This modern Mexican spot delights and surprises with original flavors and a boldness for using specialty produce.
Originally printed in the September 2022 issue of Produce Business.
Philadelphia houses a vast number of Mexican restaurants, but Condesa captures the flavor and freshness of Mexico City cuisine like no other. A contemporary eatery named after the vibrant neighborhood in Mexico City, the restaurant features a menu highlighting regionally inspired dishes and showcasing produce.
“Condesa is a modern Mexican restaurant with authentic touches,” says Jerome Skaggs, culinary director at Defined Hospitality in Philadelphia, PA.

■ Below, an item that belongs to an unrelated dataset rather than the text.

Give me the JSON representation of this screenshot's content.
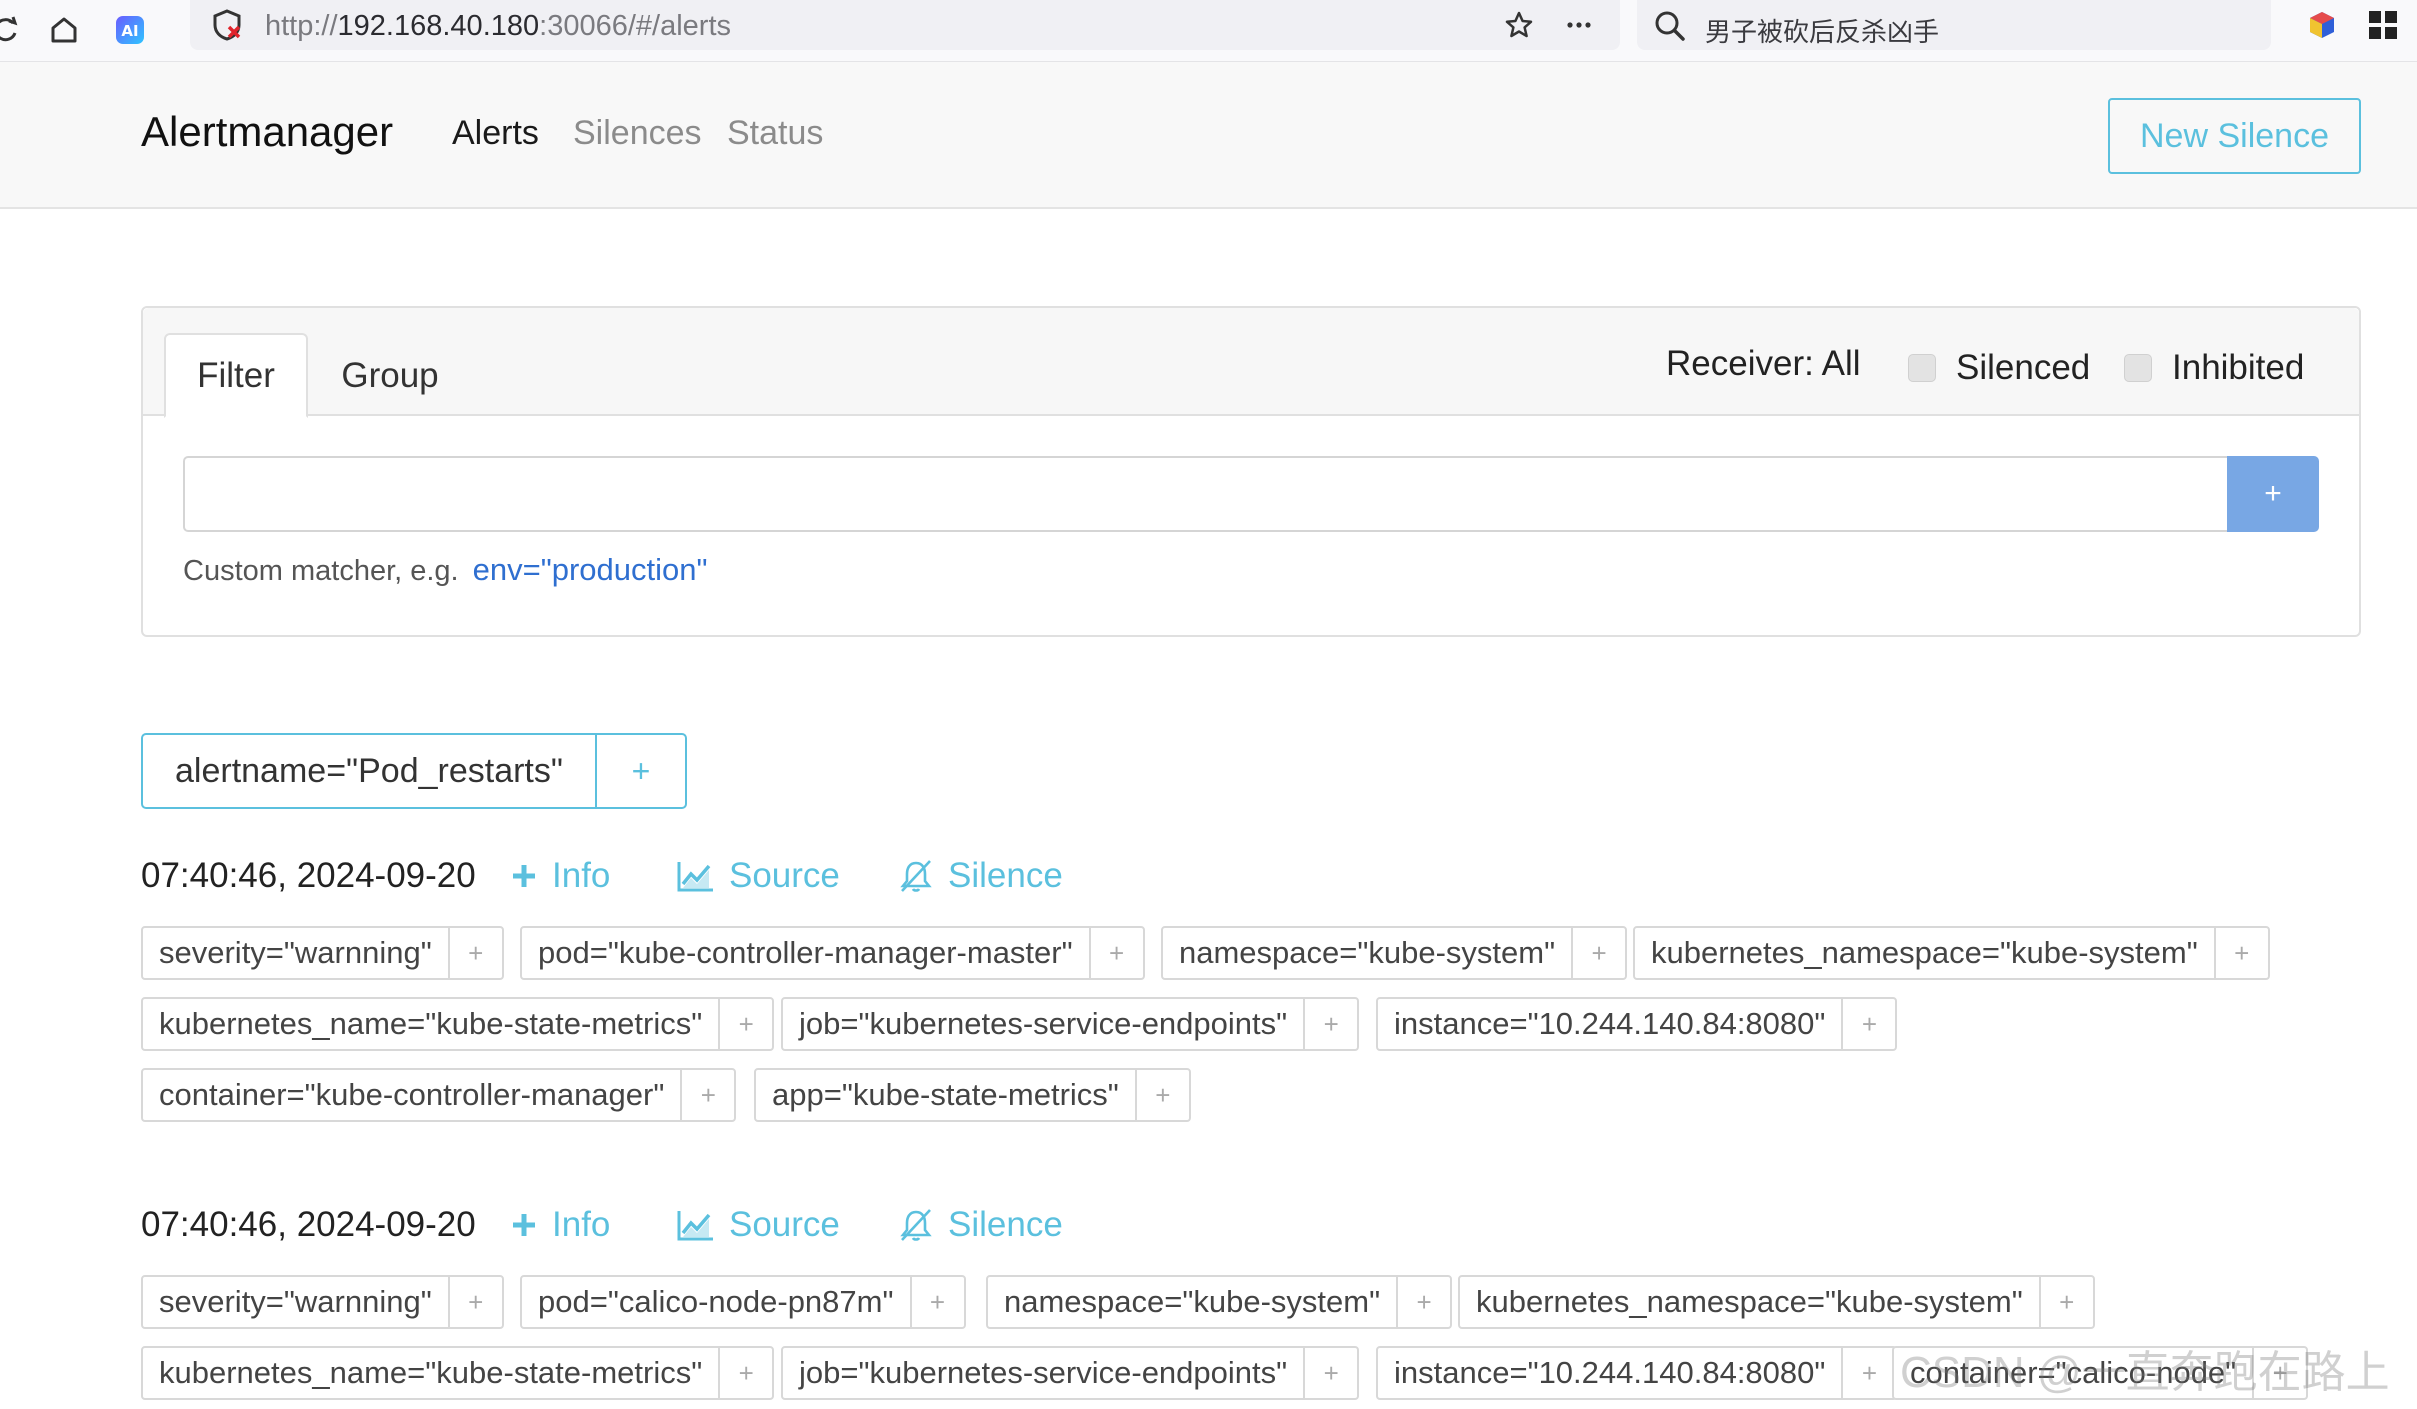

In addition to the 160-seat indoor/outdoor space on the first floor of the Hilton Motto Hotel near Rittenhouse Square, the restaurant also has a bar and taqueria, El Techo, on the rooftop of the hotel. Condesa is owned and operated by Defined Hospitality, a restaurant group that also owns and operates Suraya, Pizzeria Beddia and R&D Cocktail Lounge.
CENTERED ON PRODUCE
The restaurant’s menu boasts a significant produce component to just about every dish.
“Produce is the heart of our menu,” says Skaggs. “We make everything from scratch daily, including all of our salsas, which means the quality of our produce directly impacts our guest experience.”
Condesa’s kitchen is focused on sourcing and serving the highest quality produce items. “One of the core values of our companies is ‘Brilliant at the Basics’ and we believe there is nothing more basic to a kitchen than high-quality produce,” says Skaggs. “We want the ripest and highest quality year-round. We will shift from different vendors, depending on the season to make sure we always have the best products available.”
The restaurant spends approximately $25,000 monthly on produce, and sources produce from a variety of purveyors, including wholesalers such as Baldor and John Vena (JVI), says Skaggs. “For seasonal produce, we rely on local growers. One of our owners has a garden in Maryland that grows heirloom tomatillos, tomatoes and Mexican herbs. We also use Lancaster Farm Fresh, a farmers’ cooperative in central PA.”
For the restaurant’s unique use of specialty imported produce, it looks to JVI, located on the Philadelphia Wholesale Produce Market. “John Vena sources hard-to-find ingredients that are essential to our cuisine,” says Skaggs. “Items such as avocado leaf, tropical fruits, verdolagas (purslane) and Mexican herbs are hard to locate and often are of low quality. Vena sources hard-to-find products and takes extra care of them throughout the entire supply chain.”
A PALETTE FOR PRODUCE
Chef Alberto Sandoval infuses authentic flavor into dishes yet elevates them through innovative ingredients. The entire menu displays the restaurant’s commitment to fresh flavor, starting with the appetizers. The exceptional guacamole reflects the quality of avocado used. “If you don’t start with good ripe avocados, there’s nothing else you can do,” says Skaggs. “You can’t cover up the ingredients in this case.”
The savory Cóctel de Mariscos bathes tender shrimp and octopus in a salsa valentina and comes amply garnished with cilantro leaves, avocado and tomato. Crunchy tostadas form a canvass for marinated tomatoes, charred peaches and requesón cheese. They’re topped generously with mint leaves and fresh dill. The unassuming surprise of the appetizers is the Sikil Pak, a Mayan pumpkin seed dip that Sandoval transforms into a flavor explosion and serves with a crudité of European cucumbers, Granny Smith apples, mini lettuce and red bell pepper, all sprinkled with tajín.
The tacos boast a wealth of produce partnership. Pollo Adobado serves up grilled chicken in an authentically delicious Mexican red adobo sauce along with tangy pickled red cabbage. The Camarones a las Brasas pairs grilled shrimp with charred cabbage and pineapple in an avocado cream sauce. Verduras Fritas showcase fried caulini on a bed of sweet plantain puree topped with a smooth and savory salsa of shishito and pepitas.
The Platos (or entrees) marry interesting proteins, including duck and goat, with produce. Pescado al Pastor runs a sweet, charred pineapple line parallel to a perfectly-grilled branzino topped with watercress, avocado and spring onion. The Bistec, a mouth-watering New York strip with a molcajete sauce, adds charred nopales and potatoes.
Dessert continues to push the envelope on incorporating produce with a Chamoyada, layering mango sorbet, chamoy (a savory sauce made from pickled fruit), coconut cream and angel food cake. A buttery Pineapple Upside-Down Corn Cake melts in the mouth along with its delicately sweet horchata ice cream. “Our pastry chef has made paletas (Mexican popsicles) out of savory ingredients including tomatillos,” says Skaggs. “They are amazing.”